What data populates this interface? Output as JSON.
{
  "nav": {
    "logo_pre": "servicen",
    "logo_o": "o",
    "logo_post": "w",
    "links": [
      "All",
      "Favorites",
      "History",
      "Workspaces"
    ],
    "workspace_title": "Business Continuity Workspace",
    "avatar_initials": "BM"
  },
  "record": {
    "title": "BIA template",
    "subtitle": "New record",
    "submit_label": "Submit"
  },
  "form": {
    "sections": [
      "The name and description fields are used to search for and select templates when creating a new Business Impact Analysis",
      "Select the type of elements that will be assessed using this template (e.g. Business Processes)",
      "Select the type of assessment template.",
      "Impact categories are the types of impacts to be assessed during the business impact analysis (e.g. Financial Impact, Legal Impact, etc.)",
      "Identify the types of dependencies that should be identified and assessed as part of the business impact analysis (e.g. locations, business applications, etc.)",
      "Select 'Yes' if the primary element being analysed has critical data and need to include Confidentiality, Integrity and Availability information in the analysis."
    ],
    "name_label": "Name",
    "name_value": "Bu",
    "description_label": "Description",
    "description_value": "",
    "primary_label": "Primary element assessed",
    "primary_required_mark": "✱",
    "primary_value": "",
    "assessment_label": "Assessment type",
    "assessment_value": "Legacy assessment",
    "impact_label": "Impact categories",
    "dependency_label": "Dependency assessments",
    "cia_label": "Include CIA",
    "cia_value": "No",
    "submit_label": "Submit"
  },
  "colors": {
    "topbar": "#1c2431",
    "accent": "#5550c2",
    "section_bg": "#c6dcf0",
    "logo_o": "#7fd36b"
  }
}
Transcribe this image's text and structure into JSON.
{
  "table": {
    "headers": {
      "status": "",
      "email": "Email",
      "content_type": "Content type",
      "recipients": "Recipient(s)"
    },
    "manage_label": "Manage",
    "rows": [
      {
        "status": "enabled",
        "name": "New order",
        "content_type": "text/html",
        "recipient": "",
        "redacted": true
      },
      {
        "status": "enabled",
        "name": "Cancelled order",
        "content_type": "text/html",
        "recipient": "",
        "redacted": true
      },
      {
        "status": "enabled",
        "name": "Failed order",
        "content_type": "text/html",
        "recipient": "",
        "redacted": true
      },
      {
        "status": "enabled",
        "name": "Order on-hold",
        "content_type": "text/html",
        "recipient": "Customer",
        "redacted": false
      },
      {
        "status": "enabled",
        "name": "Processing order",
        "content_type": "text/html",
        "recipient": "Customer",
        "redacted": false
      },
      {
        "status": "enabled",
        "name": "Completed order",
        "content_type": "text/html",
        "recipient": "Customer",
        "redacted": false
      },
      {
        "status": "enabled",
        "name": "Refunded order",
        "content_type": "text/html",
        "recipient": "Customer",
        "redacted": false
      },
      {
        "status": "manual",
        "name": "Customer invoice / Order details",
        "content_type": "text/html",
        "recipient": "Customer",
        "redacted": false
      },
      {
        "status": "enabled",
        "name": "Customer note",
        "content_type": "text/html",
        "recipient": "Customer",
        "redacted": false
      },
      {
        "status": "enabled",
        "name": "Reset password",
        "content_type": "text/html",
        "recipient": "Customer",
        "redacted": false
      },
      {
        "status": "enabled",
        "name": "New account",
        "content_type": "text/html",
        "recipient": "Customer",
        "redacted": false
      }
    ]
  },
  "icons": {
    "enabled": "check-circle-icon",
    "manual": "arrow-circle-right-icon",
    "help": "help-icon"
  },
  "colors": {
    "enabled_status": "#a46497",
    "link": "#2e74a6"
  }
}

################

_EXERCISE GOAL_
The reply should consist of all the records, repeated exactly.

_TASK OUTPUT_
What data populates this interface? Output as JSON.
{
  "nav": {
    "logo_pre": "servicen",
    "logo_o": "o",
    "logo_post": "w",
    "links": [
      "All",
      "Favorites",
      "History",
      "Workspaces"
    ],
    "workspace_title": "Business Continuity Workspace",
    "avatar_initials": "BM"
  },
  "record": {
    "title": "BIA template",
    "subtitle": "New record",
    "submit_label": "Submit"
  },
  "form": {
    "sections": [
      "The name and description fields are used to search for and select templates when creating a new Business Impact Analysis",
      "Select the type of elements that will be assessed using this template (e.g. Business Processes)",
      "Select the type of assessment template.",
      "Impact categories are the types of impacts to be assessed during the business impact analysis (e.g. Financial Impact, Legal Impact, etc.)",
      "Identify the types of dependencies that should be identified and assessed as part of the business impact analysis (e.g. locations, business applications, etc.)",
      "Select 'Yes' if the primary element being analysed has critical data and need to include Confidentiality, Integrity and Availability information in the analysis."
    ],
    "name_label": "Name",
    "name_value": "Bu",
    "description_label": "Description",
    "description_value": "",
    "primary_label": "Primary element assessed",
    "primary_required_mark": "✱",
    "primary_value": "",
    "assessment_label": "Assessment type",
    "assessment_value": "Legacy assessment",
    "impact_label": "Impact categories",
    "dependency_label": "Dependency assessments",
    "cia_label": "Include CIA",
    "cia_value": "No",
    "submit_label": "Submit"
  },
  "colors": {
    "topbar": "#1c2431",
    "accent": "#5550c2",
    "section_bg": "#c6dcf0",
    "logo_o": "#7fd36b"
  }
}
Transcribe this image's text and structure into JSON.
{
  "table": {
    "headers": {
      "status": "",
      "email": "Email",
      "content_type": "Content type",
      "recipients": "Recipient(s)"
    },
    "manage_label": "Manage",
    "rows": [
      {
        "status": "enabled",
        "name": "New order",
        "content_type": "text/html",
        "recipient": "",
        "redacted": true
      },
      {
        "status": "enabled",
        "name": "Cancelled order",
        "content_type": "text/html",
        "recipient": "",
        "redacted": true
      },
      {
        "status": "enabled",
        "name": "Failed order",
        "content_type": "text/html",
        "recipient": "",
        "redacted": true
      },
      {
        "status": "enabled",
        "name": "Order on-hold",
        "content_type": "text/html",
        "recipient": "Customer",
        "redacted": false
      },
      {
        "status": "enabled",
        "name": "Processing order",
        "content_type": "text/html",
        "recipient": "Customer",
        "redacted": false
      },
      {
        "status": "enabled",
        "name": "Completed order",
        "content_type": "text/html",
        "recipient": "Customer",
        "redacted": false
      },
      {
        "status": "enabled",
        "name": "Refunded order",
        "content_type": "text/html",
        "recipient": "Customer",
        "redacted": false
      },
      {
        "status": "manual",
        "name": "Customer invoice / Order details",
        "content_type": "text/html",
        "recipient": "Customer",
        "redacted": false
      },
      {
        "status": "enabled",
        "name": "Customer note",
        "content_type": "text/html",
        "recipient": "Customer",
        "redacted": false
      },
      {
        "status": "enabled",
        "name": "Reset password",
        "content_type": "text/html",
        "recipient": "Customer",
        "redacted": false
      },
      {
        "status": "enabled",
        "name": "New account",
        "content_type": "text/html",
        "recipient": "Customer",
        "redacted": false
      }
    ]
  },
  "icons": {
    "enabled": "check-circle-icon",
    "manual": "arrow-circle-right-icon",
    "help": "help-icon"
  },
  "colors": {
    "enabled_status": "#a46497",
    "link": "#2e74a6"
  }
}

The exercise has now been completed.